═══ Supplied entries
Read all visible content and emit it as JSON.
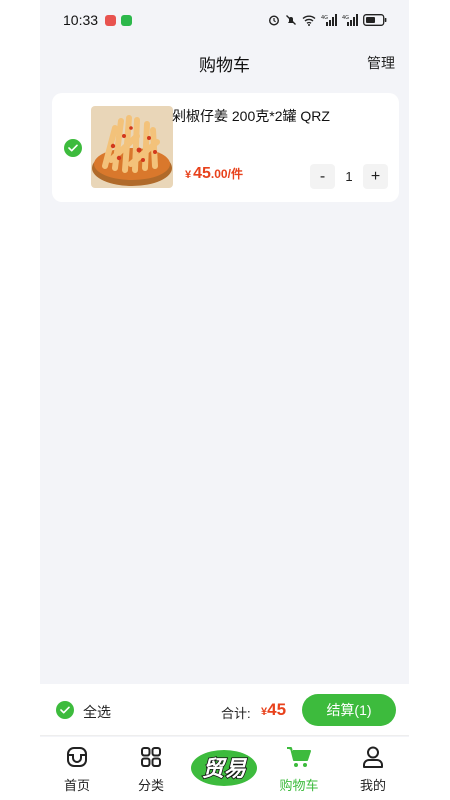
{
  "status_bar": {
    "time": "10:33"
  },
  "header": {
    "title": "购物车",
    "manage_label": "管理"
  },
  "cart": {
    "items": [
      {
        "name": "剁椒仔姜 200克*2罐 QRZ",
        "price_symbol": "¥",
        "price_int": "45",
        "price_dec": ".00",
        "unit": "/件",
        "quantity": "1",
        "minus_label": "-",
        "plus_label": "+",
        "checked": true
      }
    ]
  },
  "bottom_bar": {
    "select_all_label": "全选",
    "total_label": "合计:",
    "total_symbol": "¥",
    "total_value": "45",
    "checkout_label": "结算(1)"
  },
  "tabbar": {
    "tabs": [
      {
        "label": "首页",
        "icon": "home-icon"
      },
      {
        "label": "分类",
        "icon": "category-icon"
      },
      {
        "label": "",
        "icon": "brand-logo"
      },
      {
        "label": "购物车",
        "icon": "cart-icon",
        "active": true
      },
      {
        "label": "我的",
        "icon": "profile-icon"
      }
    ],
    "brand_text": "贸易"
  },
  "colors": {
    "accent": "#3dbb3d",
    "price": "#e8421c",
    "background": "#f3f4f8"
  }
}
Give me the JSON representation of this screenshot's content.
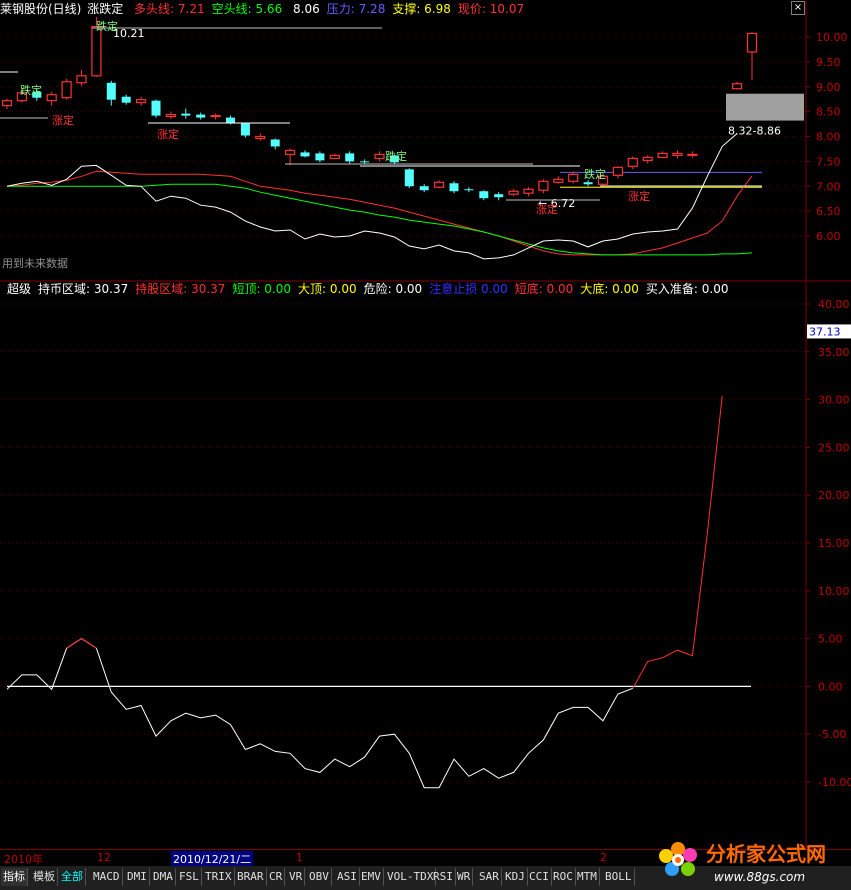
{
  "header": {
    "title": "莱钢股份(日线)",
    "indicator": "涨跌定",
    "items": [
      {
        "label": "多头线:",
        "value": "7.21",
        "color": "#ff3030"
      },
      {
        "label": "空头线:",
        "value": "5.66",
        "color": "#00ff00"
      },
      {
        "label": "",
        "value": "8.06",
        "color": "#ffffff"
      },
      {
        "label": "压力:",
        "value": "7.28",
        "color": "#6060ff"
      },
      {
        "label": "支撑:",
        "value": "6.98",
        "color": "#ffff00"
      },
      {
        "label": "现价:",
        "value": "10.07",
        "color": "#ff3030"
      }
    ],
    "close_icon": "close-icon"
  },
  "lower_header": {
    "items": [
      {
        "label": "超级",
        "value": "",
        "color": "#ffffff"
      },
      {
        "label": "持币区域:",
        "value": "30.37",
        "color": "#ffffff"
      },
      {
        "label": "持股区域:",
        "value": "30.37",
        "color": "#ff3030"
      },
      {
        "label": "短顶:",
        "value": "0.00",
        "color": "#00ff00"
      },
      {
        "label": "大顶:",
        "value": "0.00",
        "color": "#ffff00"
      },
      {
        "label": "危险:",
        "value": "0.00",
        "color": "#ffffff"
      },
      {
        "label": "注意止损",
        "value": "0.00",
        "color": "#3030ff"
      },
      {
        "label": "短底:",
        "value": "0.00",
        "color": "#ff3030"
      },
      {
        "label": "大底:",
        "value": "0.00",
        "color": "#ffff00"
      },
      {
        "label": "买入准备:",
        "value": "0.00",
        "color": "#ffffff"
      }
    ]
  },
  "upper_labels": {
    "high_label": "10.21",
    "low_label": "6.72",
    "range_label": "8.32-8.86",
    "future_note": "用到未来数据",
    "up_fix": "涨定",
    "down_fix": "跌定"
  },
  "time_axis": {
    "labels": [
      "2010年",
      "12",
      "2010/12/21/二",
      "1",
      "2"
    ]
  },
  "tabs": [
    "指标",
    "模板",
    "全部",
    "MACD",
    "DMI",
    "DMA",
    "FSL",
    "TRIX",
    "BRAR",
    "CR",
    "VR",
    "OBV",
    "ASI",
    "EMV",
    "VOL-TDX",
    "RSI",
    "WR",
    "SAR",
    "KDJ",
    "CCI",
    "ROC",
    "MTM",
    "BOLL"
  ],
  "watermark": {
    "text": "分析家公式网",
    "url": "www.88gs.com"
  },
  "chart_data": [
    {
      "type": "candlestick",
      "title": "莱钢股份(日线)",
      "ylim": [
        5.3,
        10.45
      ],
      "yticks": [
        "10.00",
        "9.50",
        "9.00",
        "8.50",
        "8.00",
        "7.50",
        "7.00",
        "6.50",
        "6.00"
      ],
      "candles": [
        {
          "o": 8.62,
          "c": 8.72,
          "h": 8.76,
          "l": 8.55
        },
        {
          "o": 8.72,
          "c": 8.88,
          "h": 8.94,
          "l": 8.68
        },
        {
          "o": 8.9,
          "c": 8.78,
          "h": 8.96,
          "l": 8.72
        },
        {
          "o": 8.72,
          "c": 8.84,
          "h": 8.9,
          "l": 8.62
        },
        {
          "o": 8.78,
          "c": 9.1,
          "h": 9.16,
          "l": 8.74
        },
        {
          "o": 9.08,
          "c": 9.22,
          "h": 9.34,
          "l": 9.02
        },
        {
          "o": 9.22,
          "c": 10.21,
          "h": 10.4,
          "l": 9.2
        },
        {
          "o": 9.08,
          "c": 8.74,
          "h": 9.12,
          "l": 8.62
        },
        {
          "o": 8.8,
          "c": 8.68,
          "h": 8.84,
          "l": 8.64
        },
        {
          "o": 8.68,
          "c": 8.74,
          "h": 8.8,
          "l": 8.62
        },
        {
          "o": 8.72,
          "c": 8.42,
          "h": 8.74,
          "l": 8.38
        },
        {
          "o": 8.4,
          "c": 8.44,
          "h": 8.5,
          "l": 8.36
        },
        {
          "o": 8.46,
          "c": 8.42,
          "h": 8.56,
          "l": 8.36
        },
        {
          "o": 8.44,
          "c": 8.38,
          "h": 8.48,
          "l": 8.34
        },
        {
          "o": 8.4,
          "c": 8.42,
          "h": 8.46,
          "l": 8.34
        },
        {
          "o": 8.38,
          "c": 8.28,
          "h": 8.42,
          "l": 8.24
        },
        {
          "o": 8.26,
          "c": 8.02,
          "h": 8.28,
          "l": 7.98
        },
        {
          "o": 7.96,
          "c": 8.0,
          "h": 8.06,
          "l": 7.92
        },
        {
          "o": 7.94,
          "c": 7.8,
          "h": 7.96,
          "l": 7.74
        },
        {
          "o": 7.64,
          "c": 7.72,
          "h": 7.76,
          "l": 7.42
        },
        {
          "o": 7.68,
          "c": 7.6,
          "h": 7.72,
          "l": 7.58
        },
        {
          "o": 7.66,
          "c": 7.52,
          "h": 7.7,
          "l": 7.48
        },
        {
          "o": 7.56,
          "c": 7.62,
          "h": 7.66,
          "l": 7.54
        },
        {
          "o": 7.66,
          "c": 7.5,
          "h": 7.7,
          "l": 7.46
        },
        {
          "o": 7.5,
          "c": 7.48,
          "h": 7.54,
          "l": 7.44
        },
        {
          "o": 7.56,
          "c": 7.64,
          "h": 7.7,
          "l": 7.5
        },
        {
          "o": 7.62,
          "c": 7.48,
          "h": 7.64,
          "l": 7.44
        },
        {
          "o": 7.34,
          "c": 7.0,
          "h": 7.36,
          "l": 6.96
        },
        {
          "o": 7.0,
          "c": 6.92,
          "h": 7.04,
          "l": 6.88
        },
        {
          "o": 6.98,
          "c": 7.08,
          "h": 7.12,
          "l": 6.96
        },
        {
          "o": 7.06,
          "c": 6.9,
          "h": 7.1,
          "l": 6.86
        },
        {
          "o": 6.94,
          "c": 6.92,
          "h": 6.98,
          "l": 6.88
        },
        {
          "o": 6.9,
          "c": 6.76,
          "h": 6.92,
          "l": 6.72
        },
        {
          "o": 6.84,
          "c": 6.78,
          "h": 6.88,
          "l": 6.72
        },
        {
          "o": 6.84,
          "c": 6.9,
          "h": 6.94,
          "l": 6.8
        },
        {
          "o": 6.86,
          "c": 6.94,
          "h": 6.98,
          "l": 6.8
        },
        {
          "o": 6.92,
          "c": 7.1,
          "h": 7.14,
          "l": 6.86
        },
        {
          "o": 7.08,
          "c": 7.14,
          "h": 7.2,
          "l": 7.04
        },
        {
          "o": 7.1,
          "c": 7.24,
          "h": 7.3,
          "l": 7.06
        },
        {
          "o": 7.08,
          "c": 7.04,
          "h": 7.12,
          "l": 7.0
        },
        {
          "o": 7.04,
          "c": 7.2,
          "h": 7.28,
          "l": 7.0
        },
        {
          "o": 7.22,
          "c": 7.38,
          "h": 7.4,
          "l": 7.16
        },
        {
          "o": 7.4,
          "c": 7.56,
          "h": 7.6,
          "l": 7.34
        },
        {
          "o": 7.52,
          "c": 7.58,
          "h": 7.62,
          "l": 7.46
        },
        {
          "o": 7.58,
          "c": 7.66,
          "h": 7.7,
          "l": 7.56
        },
        {
          "o": 7.62,
          "c": 7.66,
          "h": 7.72,
          "l": 7.56
        },
        {
          "o": 7.64,
          "c": 7.64,
          "h": 7.7,
          "l": 7.58
        },
        {
          "o": null,
          "c": null,
          "h": null,
          "l": null
        },
        {
          "o": null,
          "c": null,
          "h": null,
          "l": null
        },
        {
          "o": 8.96,
          "c": 9.06,
          "h": 9.1,
          "l": 8.94
        },
        {
          "o": 9.7,
          "c": 10.07,
          "h": 10.1,
          "l": 9.14
        }
      ],
      "series": [
        {
          "name": "多头线",
          "color": "#ff3030",
          "values": [
            7.0,
            7.02,
            7.06,
            7.08,
            7.12,
            7.2,
            7.3,
            7.28,
            7.26,
            7.24,
            7.24,
            7.24,
            7.24,
            7.24,
            7.22,
            7.2,
            7.1,
            7.0,
            6.96,
            6.92,
            6.86,
            6.82,
            6.78,
            6.74,
            6.68,
            6.62,
            6.56,
            6.48,
            6.4,
            6.32,
            6.24,
            6.16,
            6.08,
            6.0,
            5.9,
            5.8,
            5.7,
            5.64,
            5.62,
            5.62,
            5.62,
            5.62,
            5.64,
            5.7,
            5.76,
            5.86,
            5.96,
            6.06,
            6.3,
            6.8,
            7.21
          ]
        },
        {
          "name": "空头线",
          "color": "#00ff00",
          "values": [
            7.0,
            7.0,
            7.0,
            7.0,
            7.0,
            7.0,
            7.0,
            7.0,
            7.0,
            7.0,
            7.02,
            7.04,
            7.04,
            7.04,
            7.04,
            7.0,
            6.96,
            6.88,
            6.82,
            6.76,
            6.7,
            6.64,
            6.58,
            6.52,
            6.48,
            6.42,
            6.38,
            6.32,
            6.28,
            6.24,
            6.2,
            6.14,
            6.08,
            6.0,
            5.92,
            5.84,
            5.76,
            5.7,
            5.66,
            5.64,
            5.62,
            5.62,
            5.62,
            5.62,
            5.62,
            5.62,
            5.62,
            5.62,
            5.64,
            5.64,
            5.66
          ]
        },
        {
          "name": "",
          "color": "#ffffff",
          "values": [
            7.0,
            7.06,
            7.1,
            7.02,
            7.14,
            7.4,
            7.42,
            7.22,
            7.02,
            7.0,
            6.7,
            6.8,
            6.76,
            6.62,
            6.58,
            6.48,
            6.3,
            6.18,
            6.1,
            6.12,
            5.94,
            6.04,
            5.98,
            6.0,
            6.1,
            6.06,
            5.98,
            5.8,
            5.74,
            5.82,
            5.7,
            5.66,
            5.54,
            5.56,
            5.62,
            5.76,
            5.9,
            5.92,
            5.9,
            5.78,
            5.9,
            5.94,
            6.04,
            6.08,
            6.1,
            6.14,
            6.56,
            7.2,
            7.8,
            8.06
          ]
        }
      ],
      "levels": [
        {
          "name": "压力",
          "value": 7.28,
          "color": "#6060ff"
        },
        {
          "name": "支撑",
          "value": 6.98,
          "color": "#ffff00"
        }
      ],
      "forecast_box": {
        "low": 8.32,
        "high": 8.86
      }
    },
    {
      "type": "line",
      "title": "超级",
      "ylim": [
        -17,
        44
      ],
      "yticks": [
        "40.00",
        "35.00",
        "30.00",
        "25.00",
        "20.00",
        "15.00",
        "10.00",
        "5.00",
        "0.00",
        "-5.00",
        "-10.00"
      ],
      "current_value": "37.13",
      "series": [
        {
          "name": "持币区域",
          "color": "#ffffff",
          "values": [
            -0.3,
            1.2,
            1.2,
            -0.3,
            4.0,
            5.0,
            4.0,
            -0.6,
            -2.4,
            -2.0,
            -5.2,
            -3.6,
            -2.8,
            -3.3,
            -3.0,
            -4.0,
            -6.6,
            -6.0,
            -6.8,
            -7.0,
            -8.6,
            -9.0,
            -7.6,
            -8.4,
            -7.4,
            -5.2,
            -5.0,
            -7.0,
            -10.6,
            -10.6,
            -7.6,
            -9.4,
            -8.6,
            -9.6,
            -9.0,
            -7.0,
            -5.6,
            -2.8,
            -2.2,
            -2.2,
            -3.6,
            -0.8,
            -0.2,
            null,
            null,
            null,
            null,
            null,
            null,
            null
          ]
        },
        {
          "name": "持股区域",
          "color": "#ff3030",
          "values": [
            null,
            null,
            null,
            null,
            4.0,
            5.0,
            4.0,
            null,
            null,
            null,
            null,
            null,
            null,
            null,
            null,
            null,
            null,
            null,
            null,
            null,
            null,
            null,
            null,
            null,
            null,
            null,
            null,
            null,
            null,
            null,
            null,
            null,
            null,
            null,
            null,
            null,
            null,
            null,
            null,
            null,
            null,
            null,
            -0.2,
            2.6,
            3.0,
            3.8,
            3.2,
            16.0,
            30.37
          ]
        }
      ],
      "zero_line": 0
    }
  ]
}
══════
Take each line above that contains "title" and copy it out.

### [Output for this exercise]
    "title": "购物车",
    "title": "莱钢股份(日线)",
      "title": "莱钢股份(日线)",
      "title": "超级",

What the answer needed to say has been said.